Working data
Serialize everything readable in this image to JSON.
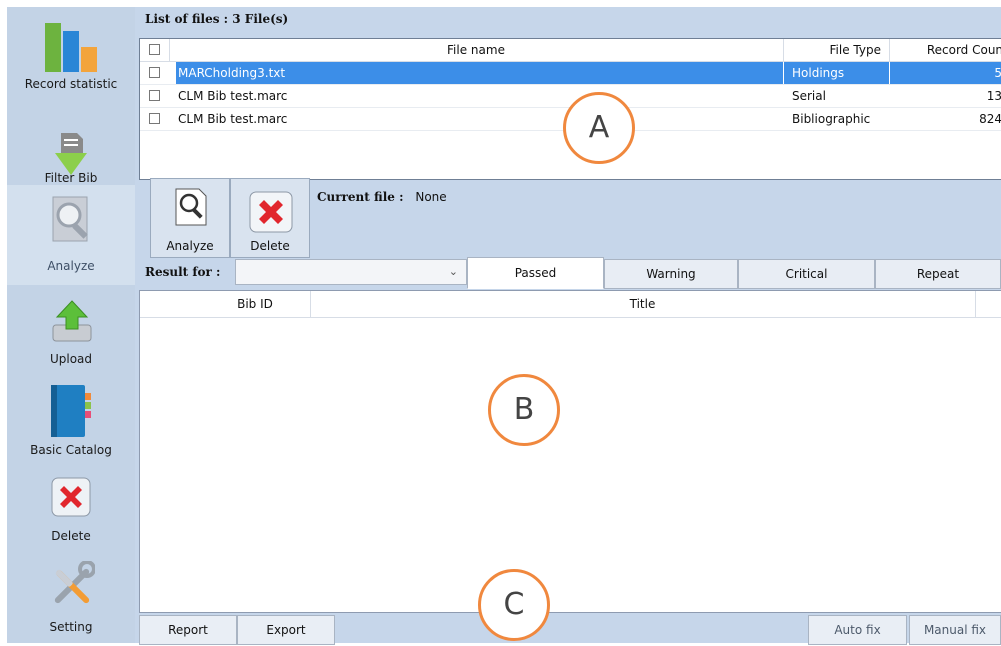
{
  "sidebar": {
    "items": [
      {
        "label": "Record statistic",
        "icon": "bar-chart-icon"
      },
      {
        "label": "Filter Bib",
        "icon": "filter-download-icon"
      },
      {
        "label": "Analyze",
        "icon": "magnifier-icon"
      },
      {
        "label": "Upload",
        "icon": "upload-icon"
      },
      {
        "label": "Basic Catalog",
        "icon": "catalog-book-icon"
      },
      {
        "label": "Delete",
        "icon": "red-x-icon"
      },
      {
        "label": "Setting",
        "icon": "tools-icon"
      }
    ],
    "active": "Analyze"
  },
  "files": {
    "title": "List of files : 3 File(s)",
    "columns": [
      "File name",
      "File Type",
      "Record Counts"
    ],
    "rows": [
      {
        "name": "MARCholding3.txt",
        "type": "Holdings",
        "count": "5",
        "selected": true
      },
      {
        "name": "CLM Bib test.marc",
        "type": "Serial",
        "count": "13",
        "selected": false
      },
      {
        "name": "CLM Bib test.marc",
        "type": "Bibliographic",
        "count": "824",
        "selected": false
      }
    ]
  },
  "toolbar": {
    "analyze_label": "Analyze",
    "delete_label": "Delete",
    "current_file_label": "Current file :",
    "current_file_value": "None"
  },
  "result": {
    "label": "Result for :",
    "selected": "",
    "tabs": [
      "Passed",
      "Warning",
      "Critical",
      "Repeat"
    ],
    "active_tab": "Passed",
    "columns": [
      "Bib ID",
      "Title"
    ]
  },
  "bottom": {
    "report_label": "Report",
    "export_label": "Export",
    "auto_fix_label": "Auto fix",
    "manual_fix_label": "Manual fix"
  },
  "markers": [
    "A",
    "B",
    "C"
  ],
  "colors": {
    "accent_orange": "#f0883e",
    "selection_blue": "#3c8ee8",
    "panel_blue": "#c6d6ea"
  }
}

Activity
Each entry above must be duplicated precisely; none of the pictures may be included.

Solution to this exercise
Serialize everything readable in this image to JSON.
{
  "sidebar": {
    "items": [
      {
        "label": "Record statistic",
        "icon": "bar-chart-icon"
      },
      {
        "label": "Filter Bib",
        "icon": "filter-download-icon"
      },
      {
        "label": "Analyze",
        "icon": "magnifier-icon"
      },
      {
        "label": "Upload",
        "icon": "upload-icon"
      },
      {
        "label": "Basic Catalog",
        "icon": "catalog-book-icon"
      },
      {
        "label": "Delete",
        "icon": "red-x-icon"
      },
      {
        "label": "Setting",
        "icon": "tools-icon"
      }
    ],
    "active": "Analyze"
  },
  "files": {
    "title": "List of files : 3 File(s)",
    "columns": [
      "File name",
      "File Type",
      "Record Counts"
    ],
    "rows": [
      {
        "name": "MARCholding3.txt",
        "type": "Holdings",
        "count": "5",
        "selected": true
      },
      {
        "name": "CLM Bib test.marc",
        "type": "Serial",
        "count": "13",
        "selected": false
      },
      {
        "name": "CLM Bib test.marc",
        "type": "Bibliographic",
        "count": "824",
        "selected": false
      }
    ]
  },
  "toolbar": {
    "analyze_label": "Analyze",
    "delete_label": "Delete",
    "current_file_label": "Current file :",
    "current_file_value": "None"
  },
  "result": {
    "label": "Result for :",
    "selected": "",
    "tabs": [
      "Passed",
      "Warning",
      "Critical",
      "Repeat"
    ],
    "active_tab": "Passed",
    "columns": [
      "Bib ID",
      "Title"
    ]
  },
  "bottom": {
    "report_label": "Report",
    "export_label": "Export",
    "auto_fix_label": "Auto fix",
    "manual_fix_label": "Manual fix"
  },
  "markers": [
    "A",
    "B",
    "C"
  ],
  "colors": {
    "accent_orange": "#f0883e",
    "selection_blue": "#3c8ee8",
    "panel_blue": "#c6d6ea"
  }
}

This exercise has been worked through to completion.